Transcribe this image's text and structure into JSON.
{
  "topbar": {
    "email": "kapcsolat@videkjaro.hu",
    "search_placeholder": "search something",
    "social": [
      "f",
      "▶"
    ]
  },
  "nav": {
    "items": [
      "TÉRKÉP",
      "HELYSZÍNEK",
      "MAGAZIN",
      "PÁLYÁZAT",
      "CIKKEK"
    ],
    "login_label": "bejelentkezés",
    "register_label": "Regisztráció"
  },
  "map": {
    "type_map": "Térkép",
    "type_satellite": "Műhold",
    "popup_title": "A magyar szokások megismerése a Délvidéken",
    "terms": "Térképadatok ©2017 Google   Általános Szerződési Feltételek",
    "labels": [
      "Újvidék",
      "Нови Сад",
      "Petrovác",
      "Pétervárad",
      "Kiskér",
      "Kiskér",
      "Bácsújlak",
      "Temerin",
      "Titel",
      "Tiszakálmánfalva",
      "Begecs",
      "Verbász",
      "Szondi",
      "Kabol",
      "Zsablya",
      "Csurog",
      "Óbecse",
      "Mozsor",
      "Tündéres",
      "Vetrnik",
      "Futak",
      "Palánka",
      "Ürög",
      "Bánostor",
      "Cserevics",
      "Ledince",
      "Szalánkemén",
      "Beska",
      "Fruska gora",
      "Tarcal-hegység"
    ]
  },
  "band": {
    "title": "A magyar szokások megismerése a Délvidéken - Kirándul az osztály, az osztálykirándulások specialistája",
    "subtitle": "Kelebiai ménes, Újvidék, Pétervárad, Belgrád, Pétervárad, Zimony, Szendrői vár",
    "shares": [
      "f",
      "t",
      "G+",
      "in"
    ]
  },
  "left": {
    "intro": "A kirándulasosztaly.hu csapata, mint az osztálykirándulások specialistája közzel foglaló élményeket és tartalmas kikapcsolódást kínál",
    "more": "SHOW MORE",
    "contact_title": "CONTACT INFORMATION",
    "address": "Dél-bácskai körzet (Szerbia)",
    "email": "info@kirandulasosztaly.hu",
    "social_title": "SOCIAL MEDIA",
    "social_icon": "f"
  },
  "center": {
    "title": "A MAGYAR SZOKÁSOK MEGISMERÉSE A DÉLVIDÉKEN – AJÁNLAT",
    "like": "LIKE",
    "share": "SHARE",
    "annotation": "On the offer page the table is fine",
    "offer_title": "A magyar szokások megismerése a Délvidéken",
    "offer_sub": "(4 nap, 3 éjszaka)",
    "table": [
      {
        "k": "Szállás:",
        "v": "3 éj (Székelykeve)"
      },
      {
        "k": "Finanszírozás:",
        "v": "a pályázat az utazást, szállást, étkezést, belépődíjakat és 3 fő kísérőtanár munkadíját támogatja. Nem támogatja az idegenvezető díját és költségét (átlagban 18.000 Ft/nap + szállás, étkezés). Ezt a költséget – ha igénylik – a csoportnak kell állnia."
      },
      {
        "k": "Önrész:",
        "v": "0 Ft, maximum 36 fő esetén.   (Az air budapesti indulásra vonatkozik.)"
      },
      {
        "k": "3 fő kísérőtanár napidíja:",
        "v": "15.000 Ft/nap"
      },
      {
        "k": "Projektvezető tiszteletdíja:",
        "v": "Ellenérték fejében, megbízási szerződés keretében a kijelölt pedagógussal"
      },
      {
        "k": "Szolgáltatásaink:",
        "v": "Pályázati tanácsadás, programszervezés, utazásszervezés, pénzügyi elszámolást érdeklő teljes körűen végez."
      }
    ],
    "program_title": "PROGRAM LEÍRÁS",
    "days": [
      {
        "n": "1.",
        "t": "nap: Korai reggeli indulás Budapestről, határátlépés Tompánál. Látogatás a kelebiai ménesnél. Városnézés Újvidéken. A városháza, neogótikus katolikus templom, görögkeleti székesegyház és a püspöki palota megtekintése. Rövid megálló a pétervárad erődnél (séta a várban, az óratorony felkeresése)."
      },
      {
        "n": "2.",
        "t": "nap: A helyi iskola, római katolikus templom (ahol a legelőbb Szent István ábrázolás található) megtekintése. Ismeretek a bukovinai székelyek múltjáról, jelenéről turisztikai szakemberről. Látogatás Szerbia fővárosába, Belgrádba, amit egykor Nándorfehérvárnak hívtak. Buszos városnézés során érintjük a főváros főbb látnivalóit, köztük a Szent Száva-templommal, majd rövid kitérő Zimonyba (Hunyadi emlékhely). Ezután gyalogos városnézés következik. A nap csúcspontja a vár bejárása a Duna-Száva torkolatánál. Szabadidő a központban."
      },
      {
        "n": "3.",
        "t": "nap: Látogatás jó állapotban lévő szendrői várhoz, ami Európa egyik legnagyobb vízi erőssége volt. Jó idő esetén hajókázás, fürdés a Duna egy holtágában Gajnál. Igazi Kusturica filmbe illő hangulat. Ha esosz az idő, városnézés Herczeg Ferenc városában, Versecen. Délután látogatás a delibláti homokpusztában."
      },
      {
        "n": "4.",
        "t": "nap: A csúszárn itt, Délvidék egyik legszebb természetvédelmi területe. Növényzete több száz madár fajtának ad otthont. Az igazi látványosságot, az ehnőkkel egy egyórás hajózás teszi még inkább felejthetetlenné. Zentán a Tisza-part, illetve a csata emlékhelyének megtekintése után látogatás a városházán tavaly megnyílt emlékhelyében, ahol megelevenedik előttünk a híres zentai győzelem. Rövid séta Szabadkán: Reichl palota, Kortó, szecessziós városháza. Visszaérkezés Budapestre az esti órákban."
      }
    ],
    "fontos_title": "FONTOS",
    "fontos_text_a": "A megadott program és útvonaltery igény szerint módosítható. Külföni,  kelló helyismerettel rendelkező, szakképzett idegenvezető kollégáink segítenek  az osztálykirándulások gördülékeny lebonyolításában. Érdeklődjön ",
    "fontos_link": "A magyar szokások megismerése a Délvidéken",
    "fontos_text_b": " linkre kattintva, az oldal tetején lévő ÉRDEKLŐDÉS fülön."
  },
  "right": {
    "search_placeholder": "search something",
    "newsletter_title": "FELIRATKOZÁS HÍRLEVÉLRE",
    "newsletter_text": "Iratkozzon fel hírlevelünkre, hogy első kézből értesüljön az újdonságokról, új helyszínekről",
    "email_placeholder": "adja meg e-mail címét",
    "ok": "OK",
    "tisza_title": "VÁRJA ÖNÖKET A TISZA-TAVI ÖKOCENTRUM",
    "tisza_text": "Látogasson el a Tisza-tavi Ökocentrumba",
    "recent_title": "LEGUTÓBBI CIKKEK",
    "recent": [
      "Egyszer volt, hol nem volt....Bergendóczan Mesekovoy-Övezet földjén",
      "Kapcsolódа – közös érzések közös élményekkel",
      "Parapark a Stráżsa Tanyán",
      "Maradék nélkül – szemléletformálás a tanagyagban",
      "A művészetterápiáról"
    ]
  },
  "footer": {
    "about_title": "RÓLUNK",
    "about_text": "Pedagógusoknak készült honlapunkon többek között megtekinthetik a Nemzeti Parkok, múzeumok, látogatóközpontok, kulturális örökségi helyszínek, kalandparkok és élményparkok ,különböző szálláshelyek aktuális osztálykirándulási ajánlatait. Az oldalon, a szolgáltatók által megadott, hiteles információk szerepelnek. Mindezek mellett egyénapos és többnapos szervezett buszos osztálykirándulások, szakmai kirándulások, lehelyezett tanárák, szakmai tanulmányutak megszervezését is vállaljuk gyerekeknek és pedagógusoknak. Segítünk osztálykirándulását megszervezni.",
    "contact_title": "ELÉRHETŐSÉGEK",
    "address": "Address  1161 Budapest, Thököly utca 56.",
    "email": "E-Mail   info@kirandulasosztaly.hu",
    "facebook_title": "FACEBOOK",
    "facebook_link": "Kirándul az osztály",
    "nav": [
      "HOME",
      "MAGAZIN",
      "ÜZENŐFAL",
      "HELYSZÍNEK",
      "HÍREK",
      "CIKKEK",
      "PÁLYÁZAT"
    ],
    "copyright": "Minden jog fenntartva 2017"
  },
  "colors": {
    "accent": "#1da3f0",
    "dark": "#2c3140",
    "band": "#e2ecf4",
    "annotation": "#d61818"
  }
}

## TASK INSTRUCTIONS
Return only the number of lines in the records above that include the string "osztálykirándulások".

## SOLUTION TO THIS TASK
4